• _WHAT THIS TASK INVOLVES_
All the data beneath this line is to be reproduced exactly.

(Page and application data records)
»»

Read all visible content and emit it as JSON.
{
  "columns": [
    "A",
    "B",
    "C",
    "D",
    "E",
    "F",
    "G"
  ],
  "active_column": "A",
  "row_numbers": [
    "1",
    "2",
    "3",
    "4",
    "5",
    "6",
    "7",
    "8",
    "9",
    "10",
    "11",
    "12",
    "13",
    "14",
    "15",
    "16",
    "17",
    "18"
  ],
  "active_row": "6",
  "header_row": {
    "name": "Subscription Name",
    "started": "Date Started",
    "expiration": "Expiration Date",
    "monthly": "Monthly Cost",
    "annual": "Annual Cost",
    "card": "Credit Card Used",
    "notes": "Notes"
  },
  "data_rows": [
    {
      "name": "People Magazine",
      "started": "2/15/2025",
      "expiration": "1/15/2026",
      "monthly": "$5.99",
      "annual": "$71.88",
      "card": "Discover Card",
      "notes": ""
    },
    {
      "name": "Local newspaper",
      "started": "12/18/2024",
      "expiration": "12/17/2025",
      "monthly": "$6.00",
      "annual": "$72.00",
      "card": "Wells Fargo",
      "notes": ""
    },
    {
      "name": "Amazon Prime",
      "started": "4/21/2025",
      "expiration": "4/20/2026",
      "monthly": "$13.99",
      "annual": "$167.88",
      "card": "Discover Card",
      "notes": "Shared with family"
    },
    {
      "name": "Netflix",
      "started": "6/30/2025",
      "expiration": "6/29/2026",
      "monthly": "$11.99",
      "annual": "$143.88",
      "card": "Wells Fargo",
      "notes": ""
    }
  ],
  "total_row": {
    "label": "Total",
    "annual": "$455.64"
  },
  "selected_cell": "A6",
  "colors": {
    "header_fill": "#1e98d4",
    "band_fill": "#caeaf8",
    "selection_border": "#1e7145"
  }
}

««

• _RESULT BELOW_
Read all visible content and emit it as JSON.
{
  "columns": [
    "A",
    "B",
    "C",
    "D",
    "E",
    "F",
    "G"
  ],
  "active_column": "A",
  "row_numbers": [
    "1",
    "2",
    "3",
    "4",
    "5",
    "6",
    "7",
    "8",
    "9",
    "10",
    "11",
    "12",
    "13",
    "14",
    "15",
    "16",
    "17",
    "18"
  ],
  "active_row": "6",
  "header_row": {
    "name": "Subscription Name",
    "started": "Date Started",
    "expiration": "Expiration Date",
    "monthly": "Monthly Cost",
    "annual": "Annual Cost",
    "card": "Credit Card Used",
    "notes": "Notes"
  },
  "data_rows": [
    {
      "name": "People Magazine",
      "started": "2/15/2025",
      "expiration": "1/15/2026",
      "monthly": "$5.99",
      "annual": "$71.88",
      "card": "Discover Card",
      "notes": ""
    },
    {
      "name": "Local newspaper",
      "started": "12/18/2024",
      "expiration": "12/17/2025",
      "monthly": "$6.00",
      "annual": "$72.00",
      "card": "Wells Fargo",
      "notes": ""
    },
    {
      "name": "Amazon Prime",
      "started": "4/21/2025",
      "expiration": "4/20/2026",
      "monthly": "$13.99",
      "annual": "$167.88",
      "card": "Discover Card",
      "notes": "Shared with family"
    },
    {
      "name": "Netflix",
      "started": "6/30/2025",
      "expiration": "6/29/2026",
      "monthly": "$11.99",
      "annual": "$143.88",
      "card": "Wells Fargo",
      "notes": ""
    }
  ],
  "total_row": {
    "label": "Total",
    "annual": "$455.64"
  },
  "selected_cell": "A6",
  "colors": {
    "header_fill": "#1e98d4",
    "band_fill": "#caeaf8",
    "selection_border": "#1e7145"
  }
}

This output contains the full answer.